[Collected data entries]
★ ★ ★
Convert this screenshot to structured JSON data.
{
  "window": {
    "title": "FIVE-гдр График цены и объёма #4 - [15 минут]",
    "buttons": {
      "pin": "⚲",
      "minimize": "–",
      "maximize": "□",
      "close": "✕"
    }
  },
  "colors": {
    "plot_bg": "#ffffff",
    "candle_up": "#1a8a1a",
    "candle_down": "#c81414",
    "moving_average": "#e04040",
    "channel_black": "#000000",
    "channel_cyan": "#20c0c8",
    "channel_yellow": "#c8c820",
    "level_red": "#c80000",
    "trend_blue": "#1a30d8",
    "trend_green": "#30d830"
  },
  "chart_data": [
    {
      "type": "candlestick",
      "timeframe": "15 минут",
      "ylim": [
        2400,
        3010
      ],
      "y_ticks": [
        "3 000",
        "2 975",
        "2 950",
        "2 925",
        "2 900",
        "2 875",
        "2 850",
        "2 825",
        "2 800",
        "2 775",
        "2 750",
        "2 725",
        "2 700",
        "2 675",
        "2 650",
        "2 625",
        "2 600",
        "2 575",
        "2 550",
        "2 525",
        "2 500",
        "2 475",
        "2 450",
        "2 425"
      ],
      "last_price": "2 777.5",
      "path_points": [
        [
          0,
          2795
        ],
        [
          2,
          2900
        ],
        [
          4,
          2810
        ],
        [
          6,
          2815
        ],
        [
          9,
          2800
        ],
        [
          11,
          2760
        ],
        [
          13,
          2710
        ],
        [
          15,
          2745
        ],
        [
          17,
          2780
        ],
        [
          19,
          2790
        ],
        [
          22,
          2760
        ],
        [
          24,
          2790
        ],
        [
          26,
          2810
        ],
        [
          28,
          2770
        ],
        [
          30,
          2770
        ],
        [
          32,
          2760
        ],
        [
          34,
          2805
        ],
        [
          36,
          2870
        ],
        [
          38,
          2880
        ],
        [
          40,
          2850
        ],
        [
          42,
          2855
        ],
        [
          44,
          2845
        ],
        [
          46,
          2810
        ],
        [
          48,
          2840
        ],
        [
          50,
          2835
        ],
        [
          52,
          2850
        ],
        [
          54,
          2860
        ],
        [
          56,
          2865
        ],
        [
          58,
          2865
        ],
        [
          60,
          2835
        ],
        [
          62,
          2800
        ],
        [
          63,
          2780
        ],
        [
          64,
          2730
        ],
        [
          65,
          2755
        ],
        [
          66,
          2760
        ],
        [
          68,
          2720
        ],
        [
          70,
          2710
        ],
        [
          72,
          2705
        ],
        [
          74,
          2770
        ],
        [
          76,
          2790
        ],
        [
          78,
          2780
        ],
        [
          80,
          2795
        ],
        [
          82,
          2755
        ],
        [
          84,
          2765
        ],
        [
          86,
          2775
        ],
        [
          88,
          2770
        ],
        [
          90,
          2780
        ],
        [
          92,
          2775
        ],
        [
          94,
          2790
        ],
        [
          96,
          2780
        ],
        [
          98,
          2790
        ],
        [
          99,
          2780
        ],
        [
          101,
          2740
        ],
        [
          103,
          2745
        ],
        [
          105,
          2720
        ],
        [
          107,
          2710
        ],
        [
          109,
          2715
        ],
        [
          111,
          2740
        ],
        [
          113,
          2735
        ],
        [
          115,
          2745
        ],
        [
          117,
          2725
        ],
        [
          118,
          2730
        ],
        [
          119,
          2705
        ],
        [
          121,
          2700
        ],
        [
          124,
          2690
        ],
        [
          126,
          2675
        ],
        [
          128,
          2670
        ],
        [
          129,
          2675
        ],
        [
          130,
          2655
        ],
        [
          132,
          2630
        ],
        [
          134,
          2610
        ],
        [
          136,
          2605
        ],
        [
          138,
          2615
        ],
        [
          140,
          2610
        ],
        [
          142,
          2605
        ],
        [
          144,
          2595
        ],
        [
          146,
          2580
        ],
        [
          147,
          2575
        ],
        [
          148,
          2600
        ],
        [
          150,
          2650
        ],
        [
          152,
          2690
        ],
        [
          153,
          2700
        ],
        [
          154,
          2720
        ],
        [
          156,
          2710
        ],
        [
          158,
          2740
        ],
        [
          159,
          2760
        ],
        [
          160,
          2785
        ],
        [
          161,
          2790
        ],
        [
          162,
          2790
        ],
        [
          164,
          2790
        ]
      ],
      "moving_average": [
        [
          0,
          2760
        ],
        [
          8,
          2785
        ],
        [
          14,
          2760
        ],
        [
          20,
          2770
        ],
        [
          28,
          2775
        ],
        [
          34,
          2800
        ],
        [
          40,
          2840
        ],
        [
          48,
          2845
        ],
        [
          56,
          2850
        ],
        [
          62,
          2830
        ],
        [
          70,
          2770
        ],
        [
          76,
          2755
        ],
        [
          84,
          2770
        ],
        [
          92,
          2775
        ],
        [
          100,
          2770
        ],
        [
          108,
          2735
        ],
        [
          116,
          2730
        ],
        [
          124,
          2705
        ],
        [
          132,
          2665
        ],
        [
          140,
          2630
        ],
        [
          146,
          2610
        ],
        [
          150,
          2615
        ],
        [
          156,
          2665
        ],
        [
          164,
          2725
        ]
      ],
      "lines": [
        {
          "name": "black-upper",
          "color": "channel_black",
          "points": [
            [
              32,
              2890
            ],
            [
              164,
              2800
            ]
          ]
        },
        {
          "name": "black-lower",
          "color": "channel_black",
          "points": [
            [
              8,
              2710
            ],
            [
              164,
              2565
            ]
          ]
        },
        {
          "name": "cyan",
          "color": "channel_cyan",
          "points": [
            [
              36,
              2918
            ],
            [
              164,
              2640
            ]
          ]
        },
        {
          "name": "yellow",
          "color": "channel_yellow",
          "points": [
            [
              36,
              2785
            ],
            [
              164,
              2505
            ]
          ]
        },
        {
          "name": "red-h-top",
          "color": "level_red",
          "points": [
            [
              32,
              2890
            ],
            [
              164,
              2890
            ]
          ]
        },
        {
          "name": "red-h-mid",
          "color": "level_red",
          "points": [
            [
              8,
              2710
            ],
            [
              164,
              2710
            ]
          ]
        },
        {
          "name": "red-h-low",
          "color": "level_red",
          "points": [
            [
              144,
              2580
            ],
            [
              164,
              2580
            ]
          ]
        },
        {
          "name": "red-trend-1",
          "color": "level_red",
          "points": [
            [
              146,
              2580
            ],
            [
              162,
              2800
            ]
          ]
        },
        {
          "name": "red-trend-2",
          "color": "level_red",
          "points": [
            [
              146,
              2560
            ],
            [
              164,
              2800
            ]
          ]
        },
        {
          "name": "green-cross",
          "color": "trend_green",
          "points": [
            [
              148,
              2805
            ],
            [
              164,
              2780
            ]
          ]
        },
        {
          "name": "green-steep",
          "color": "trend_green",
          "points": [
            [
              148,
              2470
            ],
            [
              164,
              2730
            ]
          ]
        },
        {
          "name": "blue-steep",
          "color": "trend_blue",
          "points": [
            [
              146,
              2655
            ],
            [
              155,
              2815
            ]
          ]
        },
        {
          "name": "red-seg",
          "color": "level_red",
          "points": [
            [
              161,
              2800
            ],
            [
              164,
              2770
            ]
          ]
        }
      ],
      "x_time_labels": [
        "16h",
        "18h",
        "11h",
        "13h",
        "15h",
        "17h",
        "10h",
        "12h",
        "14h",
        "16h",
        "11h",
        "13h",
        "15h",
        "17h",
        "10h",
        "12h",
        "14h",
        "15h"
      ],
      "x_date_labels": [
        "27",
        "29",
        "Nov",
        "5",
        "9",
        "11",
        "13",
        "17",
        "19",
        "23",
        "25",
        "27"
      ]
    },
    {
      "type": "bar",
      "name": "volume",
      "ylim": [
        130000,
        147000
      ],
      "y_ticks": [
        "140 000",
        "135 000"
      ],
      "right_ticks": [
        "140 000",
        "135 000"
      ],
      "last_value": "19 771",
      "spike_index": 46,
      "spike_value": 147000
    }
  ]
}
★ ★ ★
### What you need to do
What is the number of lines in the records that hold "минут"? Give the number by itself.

### Result of this exercise
2